Looking for divinity in the site of ruin, looking for divinity and finding no clear sign of a divine being, Bond recalls Celan’s prayers for an absent God. Bond, too, writes a form of spiritual negativity where not only is a god beyond knowing but the ground on which divinity can be found is bombed, cratered, torn apart:

Our godless god, our one
no one, our all things small,
our no thing in particular
our wind in the belfry
bronzed with fading praise,
remember, when my candles
offered up their shadows,
you were no god to me. (12)

Here in “Via Negativa,” divinity appears in imperceptible and paradoxical traces. Divinity does not appear as the vibrating air of ringing bells but as wind soundlessly moving through a church belfry. Divinity is called to by lighting a votive candle. The only reply is shadows thrown by the flame’s light.

The trace, the resonance, the crater that marks an absent presence that once carved the cavity or into which it will come—these images are where Bond’s poems turn, faced with the world’s violence. The casting of church bells in “The Raising of the Bells” is emblematic of this movement: “Not only were the largest of the church bells cast/ in pits, there, beneath the thrusting of the tower, / at times the earthly founding of a bell came first” (58). The instrument of resonance comes before the habitable building. The bell is cast where divine architecture will arise. In a book that keeps its reader conscious of bombing, the construction of a building only anticipates its destruction. But in this image of bells being cast, spiritual resonance comes before human construction, and spiritual resonance is infused with earth, beyond the reach of war, present even in the carved–out space.

Bond follows spirituality and violence to look at humans engaging in sacrifice and self–renunciation.

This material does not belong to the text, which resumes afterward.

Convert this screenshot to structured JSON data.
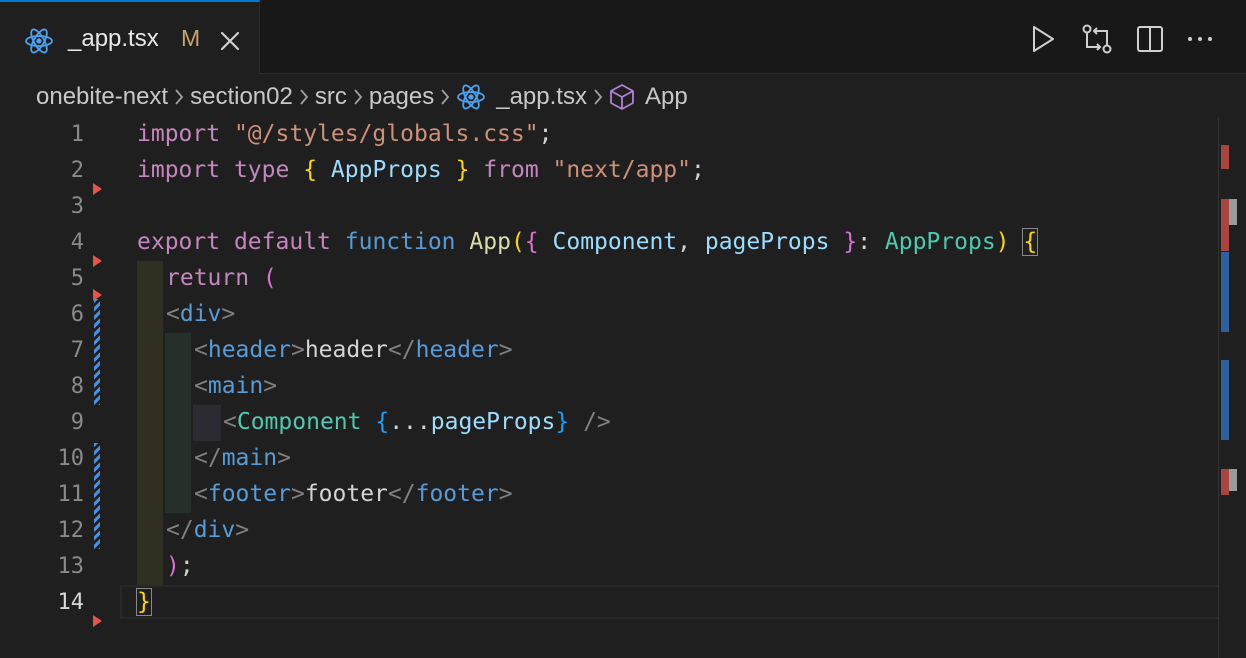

Some poems accept an ascetic valuing of renunciation. “The Desert Fathers” begins with an aestheticized wandering into the desert:

And so when he wandered into the sea
of heat, he gave himself to the mercy

of the waves, the thorns of the dry field,
the clay, the desert bees, the ache that peeled

the tiny twisted flowers drenched in sun,
the water that he walked the reflection

of a power too bright to see, a flood
to glut the blackened rivers of his blood. (50)

The desert mystic renounces the human world in hope of finding the spiritual among nature. In “The Desert Fathers,” the mystic is given the experience he seeks. Self–renunciation in the poem is an act that successfully brings him to the divine: “He became a speck in the larger mind, / in the drowned face that surfaced with the wind” (50). In other poems, the violence of sacrifice is certain but sacrifice does not bring divine presence but a greater emptiness:

Just this morning a man exploded
his body for God, and I saw
in pictures of the blaze something
of the nothingness he died to fill. (60)

The violence of sacrifice is always true violence in For the Lost Cathedral. It is brutal, terrifying, and grounded in the cruelty of war. Bond moves from catastrophe to catastrophe, rarely giving name to the wars about which the poems turn, sometimes not even giving name to the places of violence. Human life feels all the more lived in the shadow of destruction as conflicts merge into one, and a bombing in the past becomes a contemporary bombing. Hope is won, but it is hard won. Divinity is allowed, but it may only be allowed as absence. Lives are lost in the world, but there is still life, there is still a world in which life is lived. For the Lost Cathedral is not unusual for looking at cruelty and destruction so intently; what distinguishes it is that in poem after poem we are vividly recalled to the fact that what has been destroyed was once given to flourish.

Andrew S. Nicholson is the author of A Lamp Brighter than Foxfire (Center for Literary Publishing 2016). His poetry has appeared in magazines and journals including Colorado Review, Bitter Oleander, Eleven Eleven, and Witness and was included in New Poetry from the Midwest 2014. He is an Assistant Professor-in-Residence at the University of Nevada, Las Vega, an wa previously an Artist-in-Residence at the Palazzo Rinaldi in aples, Italy.